** Provided data follows **

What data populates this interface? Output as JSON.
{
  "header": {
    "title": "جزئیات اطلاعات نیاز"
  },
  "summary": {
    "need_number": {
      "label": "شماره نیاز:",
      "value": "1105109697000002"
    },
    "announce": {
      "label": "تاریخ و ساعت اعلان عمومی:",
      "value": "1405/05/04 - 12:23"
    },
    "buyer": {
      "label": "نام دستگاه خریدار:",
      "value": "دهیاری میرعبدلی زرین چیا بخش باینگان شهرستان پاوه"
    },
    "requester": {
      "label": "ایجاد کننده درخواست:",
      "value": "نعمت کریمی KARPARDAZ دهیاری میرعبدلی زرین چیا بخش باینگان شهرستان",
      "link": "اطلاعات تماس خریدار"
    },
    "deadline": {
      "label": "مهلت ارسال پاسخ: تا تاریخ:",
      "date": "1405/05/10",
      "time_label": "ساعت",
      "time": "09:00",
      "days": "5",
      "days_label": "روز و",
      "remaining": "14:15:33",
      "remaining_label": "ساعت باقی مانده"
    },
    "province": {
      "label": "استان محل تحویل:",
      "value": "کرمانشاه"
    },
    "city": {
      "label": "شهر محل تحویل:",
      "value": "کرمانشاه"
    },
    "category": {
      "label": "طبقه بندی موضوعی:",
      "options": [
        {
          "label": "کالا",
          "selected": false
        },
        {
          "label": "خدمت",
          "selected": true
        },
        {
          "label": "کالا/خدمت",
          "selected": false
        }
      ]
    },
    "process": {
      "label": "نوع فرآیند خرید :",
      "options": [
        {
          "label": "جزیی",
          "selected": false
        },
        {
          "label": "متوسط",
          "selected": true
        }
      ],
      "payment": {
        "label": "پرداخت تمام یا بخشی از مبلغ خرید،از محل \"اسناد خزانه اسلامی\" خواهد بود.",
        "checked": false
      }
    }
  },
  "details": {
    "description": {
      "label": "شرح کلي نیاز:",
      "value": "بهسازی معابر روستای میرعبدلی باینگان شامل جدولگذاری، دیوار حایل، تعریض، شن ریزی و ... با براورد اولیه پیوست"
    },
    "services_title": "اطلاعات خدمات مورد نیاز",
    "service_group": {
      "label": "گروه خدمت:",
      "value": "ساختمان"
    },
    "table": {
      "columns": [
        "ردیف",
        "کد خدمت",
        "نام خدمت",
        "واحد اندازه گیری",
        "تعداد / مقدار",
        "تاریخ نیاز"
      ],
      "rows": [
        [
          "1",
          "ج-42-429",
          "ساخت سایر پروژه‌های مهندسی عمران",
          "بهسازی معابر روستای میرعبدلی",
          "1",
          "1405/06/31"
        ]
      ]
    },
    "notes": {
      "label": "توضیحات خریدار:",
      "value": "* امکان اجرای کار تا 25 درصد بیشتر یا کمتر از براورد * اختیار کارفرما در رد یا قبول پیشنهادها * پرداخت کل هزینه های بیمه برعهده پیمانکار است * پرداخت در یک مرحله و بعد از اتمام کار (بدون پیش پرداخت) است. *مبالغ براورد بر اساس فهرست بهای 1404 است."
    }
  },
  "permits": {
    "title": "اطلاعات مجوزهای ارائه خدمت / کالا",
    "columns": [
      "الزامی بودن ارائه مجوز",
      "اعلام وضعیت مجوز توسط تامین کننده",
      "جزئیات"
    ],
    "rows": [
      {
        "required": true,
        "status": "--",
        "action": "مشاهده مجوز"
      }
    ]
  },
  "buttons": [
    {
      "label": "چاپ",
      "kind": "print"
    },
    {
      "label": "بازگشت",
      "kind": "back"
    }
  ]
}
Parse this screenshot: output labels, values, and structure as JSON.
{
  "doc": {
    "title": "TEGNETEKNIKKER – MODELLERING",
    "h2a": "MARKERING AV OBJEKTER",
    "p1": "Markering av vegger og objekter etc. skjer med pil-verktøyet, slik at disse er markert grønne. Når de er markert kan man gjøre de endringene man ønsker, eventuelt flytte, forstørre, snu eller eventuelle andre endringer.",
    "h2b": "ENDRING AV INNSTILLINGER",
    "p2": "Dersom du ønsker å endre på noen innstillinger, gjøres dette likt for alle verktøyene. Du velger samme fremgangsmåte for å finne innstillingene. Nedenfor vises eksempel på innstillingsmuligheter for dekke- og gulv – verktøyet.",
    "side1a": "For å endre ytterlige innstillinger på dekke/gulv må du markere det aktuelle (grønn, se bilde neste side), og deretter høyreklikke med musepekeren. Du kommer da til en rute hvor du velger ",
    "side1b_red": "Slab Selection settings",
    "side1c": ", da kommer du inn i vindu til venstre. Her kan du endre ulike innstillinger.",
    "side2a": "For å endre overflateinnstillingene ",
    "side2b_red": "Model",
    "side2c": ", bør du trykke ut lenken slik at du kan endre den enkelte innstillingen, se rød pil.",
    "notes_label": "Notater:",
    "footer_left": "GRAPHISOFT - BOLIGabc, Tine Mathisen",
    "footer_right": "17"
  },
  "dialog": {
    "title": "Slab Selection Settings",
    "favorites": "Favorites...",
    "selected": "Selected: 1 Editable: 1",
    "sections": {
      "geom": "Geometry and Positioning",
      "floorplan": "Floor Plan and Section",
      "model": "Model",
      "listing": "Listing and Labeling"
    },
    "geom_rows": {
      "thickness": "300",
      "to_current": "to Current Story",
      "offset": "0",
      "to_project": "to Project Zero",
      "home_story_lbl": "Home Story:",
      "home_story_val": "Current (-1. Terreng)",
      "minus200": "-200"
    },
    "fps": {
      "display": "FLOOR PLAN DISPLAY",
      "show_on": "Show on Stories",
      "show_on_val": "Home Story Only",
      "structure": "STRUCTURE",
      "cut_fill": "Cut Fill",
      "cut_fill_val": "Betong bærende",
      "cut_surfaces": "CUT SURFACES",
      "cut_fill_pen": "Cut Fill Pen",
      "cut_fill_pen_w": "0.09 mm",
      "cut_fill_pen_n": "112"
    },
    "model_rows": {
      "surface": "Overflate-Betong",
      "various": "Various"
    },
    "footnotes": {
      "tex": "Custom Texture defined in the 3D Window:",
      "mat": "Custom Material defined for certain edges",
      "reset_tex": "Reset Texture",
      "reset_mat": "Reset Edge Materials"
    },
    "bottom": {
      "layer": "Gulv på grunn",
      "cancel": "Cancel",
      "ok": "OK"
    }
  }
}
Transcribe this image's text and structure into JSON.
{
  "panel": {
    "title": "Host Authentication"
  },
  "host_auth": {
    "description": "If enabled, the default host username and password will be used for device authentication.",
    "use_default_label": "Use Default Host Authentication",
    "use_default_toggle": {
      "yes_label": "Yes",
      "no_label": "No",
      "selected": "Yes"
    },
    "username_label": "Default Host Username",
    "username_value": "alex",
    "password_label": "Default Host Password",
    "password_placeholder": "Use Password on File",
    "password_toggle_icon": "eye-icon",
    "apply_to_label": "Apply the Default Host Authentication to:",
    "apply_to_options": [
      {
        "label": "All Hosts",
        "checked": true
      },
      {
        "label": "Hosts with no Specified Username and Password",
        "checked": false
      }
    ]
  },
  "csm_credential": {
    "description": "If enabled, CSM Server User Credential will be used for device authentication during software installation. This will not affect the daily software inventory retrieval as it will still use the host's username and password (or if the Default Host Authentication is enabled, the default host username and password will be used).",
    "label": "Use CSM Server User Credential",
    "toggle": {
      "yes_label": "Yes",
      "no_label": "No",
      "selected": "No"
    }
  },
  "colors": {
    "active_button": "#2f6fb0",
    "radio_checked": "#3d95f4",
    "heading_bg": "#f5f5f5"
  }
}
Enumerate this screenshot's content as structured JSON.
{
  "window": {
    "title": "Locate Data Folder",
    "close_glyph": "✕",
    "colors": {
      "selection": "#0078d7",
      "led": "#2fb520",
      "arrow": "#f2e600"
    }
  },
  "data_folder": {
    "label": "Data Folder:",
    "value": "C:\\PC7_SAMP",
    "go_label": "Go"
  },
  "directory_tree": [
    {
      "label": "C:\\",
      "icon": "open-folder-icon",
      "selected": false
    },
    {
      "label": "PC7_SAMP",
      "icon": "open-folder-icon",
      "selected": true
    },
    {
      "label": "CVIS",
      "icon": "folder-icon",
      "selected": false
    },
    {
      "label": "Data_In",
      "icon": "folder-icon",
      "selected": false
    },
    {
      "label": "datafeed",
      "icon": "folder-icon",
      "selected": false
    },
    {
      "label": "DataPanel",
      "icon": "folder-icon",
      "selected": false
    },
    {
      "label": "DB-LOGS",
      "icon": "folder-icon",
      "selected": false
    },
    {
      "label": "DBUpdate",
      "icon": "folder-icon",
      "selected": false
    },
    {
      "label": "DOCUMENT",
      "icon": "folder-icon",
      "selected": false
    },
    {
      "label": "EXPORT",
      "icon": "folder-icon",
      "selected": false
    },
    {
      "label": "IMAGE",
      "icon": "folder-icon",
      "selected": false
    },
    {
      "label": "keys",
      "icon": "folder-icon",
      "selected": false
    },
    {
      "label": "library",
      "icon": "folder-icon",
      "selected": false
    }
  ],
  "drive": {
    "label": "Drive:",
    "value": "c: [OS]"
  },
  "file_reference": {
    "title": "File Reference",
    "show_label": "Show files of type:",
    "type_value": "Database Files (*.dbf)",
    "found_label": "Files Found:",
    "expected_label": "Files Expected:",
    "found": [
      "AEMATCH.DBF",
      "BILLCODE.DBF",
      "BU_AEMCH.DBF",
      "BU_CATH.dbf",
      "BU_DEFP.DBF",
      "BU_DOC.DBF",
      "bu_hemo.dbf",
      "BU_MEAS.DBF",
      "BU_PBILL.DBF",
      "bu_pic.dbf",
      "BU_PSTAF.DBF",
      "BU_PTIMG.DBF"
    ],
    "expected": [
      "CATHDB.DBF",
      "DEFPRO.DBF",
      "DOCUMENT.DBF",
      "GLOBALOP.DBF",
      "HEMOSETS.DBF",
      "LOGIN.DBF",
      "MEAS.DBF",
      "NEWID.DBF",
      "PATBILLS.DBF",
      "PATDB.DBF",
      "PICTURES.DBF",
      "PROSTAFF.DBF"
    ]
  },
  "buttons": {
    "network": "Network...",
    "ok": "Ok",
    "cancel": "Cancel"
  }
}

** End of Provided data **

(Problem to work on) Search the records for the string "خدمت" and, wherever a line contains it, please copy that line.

(Answer for the task)
          "label": "خدمت",
          "label": "کالا/خدمت",
      "label": "گروه خدمت:",
        "کد خدمت",
        "نام خدمت",
    "title": "اطلاعات مجوزهای ارائه خدمت / کالا",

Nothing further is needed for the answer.